April was quite a month of extremes in terms of weather, but nature has a way of forging on regardless whilst most of us humans are struggling to cope.
The great crested newts are a good example, having overwintered near to the pond under stones or vegetation, they returned to the pond in Jubilee Wood to mate and lay eggs. If you were lucky enough to see them earlier on in the month, you might have been surprised at just how many there were, but if you didn’t get to see them we’ve attached some photos taken at the pond. Apologies for the quality but you have to take the opportunity when you can and although these photos taken with a phone may not be the best, they give an idea of their form and colour.
Spotting the newts may take a couple of minutes before you recognise them as they tend to look like dark bits of small vegetation floating under the water’s surface until you see them suddenly shoot along, splaying out their legs and waggling their tails. The males have more of a crest during the mating season and females lay individual eggs on plant leaves and carefully wrap them up to protect them. Two to four weeks later larvae (sometimes called newt tadpoles) will hatch out with feathery gills around the head, distinguishing them from frog and toad tadpoles. A couple of months after they hatch the larvae start to grow their front legs followed by the back legs.
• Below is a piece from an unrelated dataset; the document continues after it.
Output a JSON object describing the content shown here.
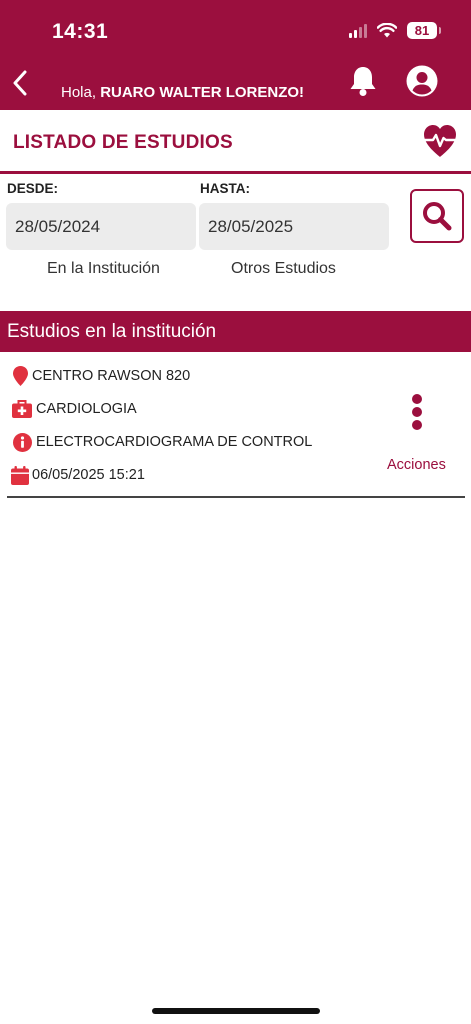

Later on in the summer they’ll leave the pond but will stay close by to find a place to overwinter, and next Spring it will all begin again…….wonderful!
The Woodland Walker.